But what is it?

The spread is designed to spread — hence the name — a defense out and force defenders to make plays in space as the offense tries to take advantage of favorable matchups. It forces a defense to cover more of the field and increases the likelihood of a single broken tackle turning into a huge gain. With the quarterback in the shotgun, he has a better view of the defensive alignment. It gives him more time to set up in the pocket and allows a shorter player to play the position. It also allows him to be a dangerous running threat.

The offense is more democratic as it spreads the ball amongst many playmakers rather than just one featured back or one big-time wide receiver. That sharing can often nip chemistry problems on offense in the bud.

“I can think of two things that the spread is going to do for us this year,” PCA offensive coordinator Jerry Bourne said. “It’s not going to limit our ball distribution to one player. We’ve got three or four guys that I want to get the ball in their hands all night long. What it’s going to do is put them in a situation where they are going to be one-on-one with somebody on the defense.”
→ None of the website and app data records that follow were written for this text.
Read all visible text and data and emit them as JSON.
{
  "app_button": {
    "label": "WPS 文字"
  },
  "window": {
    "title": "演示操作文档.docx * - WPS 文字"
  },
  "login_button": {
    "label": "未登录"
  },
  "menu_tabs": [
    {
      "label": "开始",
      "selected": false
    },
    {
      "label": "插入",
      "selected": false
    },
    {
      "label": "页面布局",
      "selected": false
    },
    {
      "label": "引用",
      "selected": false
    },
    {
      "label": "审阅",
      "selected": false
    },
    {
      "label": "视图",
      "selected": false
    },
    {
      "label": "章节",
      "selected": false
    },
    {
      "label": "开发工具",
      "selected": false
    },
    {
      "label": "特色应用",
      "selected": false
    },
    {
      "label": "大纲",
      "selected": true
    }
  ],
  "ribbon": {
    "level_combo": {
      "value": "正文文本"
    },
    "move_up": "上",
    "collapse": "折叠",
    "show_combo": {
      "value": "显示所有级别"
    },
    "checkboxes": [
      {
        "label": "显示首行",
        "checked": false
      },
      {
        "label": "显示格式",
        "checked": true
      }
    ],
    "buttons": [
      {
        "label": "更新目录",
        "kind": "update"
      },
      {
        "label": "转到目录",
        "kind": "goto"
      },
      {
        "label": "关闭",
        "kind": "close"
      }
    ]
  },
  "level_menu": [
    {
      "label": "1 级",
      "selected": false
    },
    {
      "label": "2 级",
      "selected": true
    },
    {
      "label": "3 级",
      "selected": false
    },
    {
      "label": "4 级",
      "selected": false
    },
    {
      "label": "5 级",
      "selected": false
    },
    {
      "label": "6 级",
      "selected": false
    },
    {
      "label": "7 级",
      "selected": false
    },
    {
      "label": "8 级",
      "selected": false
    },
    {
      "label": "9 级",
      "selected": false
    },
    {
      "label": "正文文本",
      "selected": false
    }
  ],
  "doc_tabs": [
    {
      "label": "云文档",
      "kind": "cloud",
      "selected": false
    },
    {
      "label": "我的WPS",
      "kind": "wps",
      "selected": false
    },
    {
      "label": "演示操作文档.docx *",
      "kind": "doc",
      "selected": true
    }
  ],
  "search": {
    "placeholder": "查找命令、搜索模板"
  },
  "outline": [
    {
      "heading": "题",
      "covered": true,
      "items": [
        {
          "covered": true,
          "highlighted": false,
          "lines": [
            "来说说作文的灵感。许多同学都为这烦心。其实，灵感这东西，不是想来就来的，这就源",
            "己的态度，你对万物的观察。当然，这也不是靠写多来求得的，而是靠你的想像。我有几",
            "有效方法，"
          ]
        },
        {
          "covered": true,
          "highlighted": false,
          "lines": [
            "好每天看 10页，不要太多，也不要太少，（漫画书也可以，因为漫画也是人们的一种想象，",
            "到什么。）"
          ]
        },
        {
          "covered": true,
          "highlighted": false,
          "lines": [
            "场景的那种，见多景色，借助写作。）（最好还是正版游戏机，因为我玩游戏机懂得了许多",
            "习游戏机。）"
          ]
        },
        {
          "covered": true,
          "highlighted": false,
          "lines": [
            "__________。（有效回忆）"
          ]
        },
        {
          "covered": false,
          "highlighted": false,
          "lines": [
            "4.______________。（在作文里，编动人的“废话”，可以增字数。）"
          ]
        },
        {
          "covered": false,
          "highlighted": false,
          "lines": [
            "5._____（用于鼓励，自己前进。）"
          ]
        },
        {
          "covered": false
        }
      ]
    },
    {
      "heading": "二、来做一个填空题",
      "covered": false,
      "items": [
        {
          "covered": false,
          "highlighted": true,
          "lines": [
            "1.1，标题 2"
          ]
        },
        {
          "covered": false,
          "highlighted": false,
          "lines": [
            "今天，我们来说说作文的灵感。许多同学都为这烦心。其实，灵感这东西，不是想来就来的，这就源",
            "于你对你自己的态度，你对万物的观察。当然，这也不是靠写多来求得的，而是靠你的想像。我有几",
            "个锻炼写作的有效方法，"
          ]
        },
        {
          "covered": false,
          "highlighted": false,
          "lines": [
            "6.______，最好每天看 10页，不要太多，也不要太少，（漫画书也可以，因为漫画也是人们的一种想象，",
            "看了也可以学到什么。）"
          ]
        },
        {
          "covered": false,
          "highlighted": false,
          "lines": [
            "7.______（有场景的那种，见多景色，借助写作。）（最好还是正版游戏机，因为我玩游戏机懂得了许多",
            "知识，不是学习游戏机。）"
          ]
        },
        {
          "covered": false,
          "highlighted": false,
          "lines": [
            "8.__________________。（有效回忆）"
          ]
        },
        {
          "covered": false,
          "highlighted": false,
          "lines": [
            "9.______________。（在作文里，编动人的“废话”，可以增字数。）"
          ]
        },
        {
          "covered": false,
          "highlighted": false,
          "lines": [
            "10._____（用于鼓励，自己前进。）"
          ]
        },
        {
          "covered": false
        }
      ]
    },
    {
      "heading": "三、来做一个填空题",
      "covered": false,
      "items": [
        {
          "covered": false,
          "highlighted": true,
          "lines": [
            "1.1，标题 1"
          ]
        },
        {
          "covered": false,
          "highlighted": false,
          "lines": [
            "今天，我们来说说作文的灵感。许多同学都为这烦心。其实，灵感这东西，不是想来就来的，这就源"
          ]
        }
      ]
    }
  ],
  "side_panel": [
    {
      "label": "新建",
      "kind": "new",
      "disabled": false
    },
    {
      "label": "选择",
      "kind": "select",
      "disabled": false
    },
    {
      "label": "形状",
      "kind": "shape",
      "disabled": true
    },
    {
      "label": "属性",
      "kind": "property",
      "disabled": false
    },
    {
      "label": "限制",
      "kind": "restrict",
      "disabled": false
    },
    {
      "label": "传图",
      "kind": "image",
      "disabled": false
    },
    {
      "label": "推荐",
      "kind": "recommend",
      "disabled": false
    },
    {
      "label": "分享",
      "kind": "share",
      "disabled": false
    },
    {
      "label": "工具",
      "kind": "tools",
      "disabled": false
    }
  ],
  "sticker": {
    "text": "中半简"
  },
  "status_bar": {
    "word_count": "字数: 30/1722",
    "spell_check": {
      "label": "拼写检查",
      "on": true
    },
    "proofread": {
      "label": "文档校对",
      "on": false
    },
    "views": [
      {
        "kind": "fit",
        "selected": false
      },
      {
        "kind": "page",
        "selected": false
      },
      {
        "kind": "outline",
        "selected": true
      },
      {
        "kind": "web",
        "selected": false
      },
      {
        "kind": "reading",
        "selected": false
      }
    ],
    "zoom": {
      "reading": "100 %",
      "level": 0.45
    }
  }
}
Another key that is rarely discussed about the spread is its ability to prevent injury. With players breaking just one tackle in the open field and the removal of collisions of massed bodies of linemen, linebackers and running backs in the tackle box from the equation, the chances of injuries goes down considerably.

“Another thing, it’s going to keep our guys from getting banged up so badly this year,” Bourne said. “When you’re one-on-one in space, most of the time that guy’s not going to get a killshot on you. He’s going to have to grab an ankle, grab cloth to wrestle you down. That’s a big plus that’s a byproduct of it.”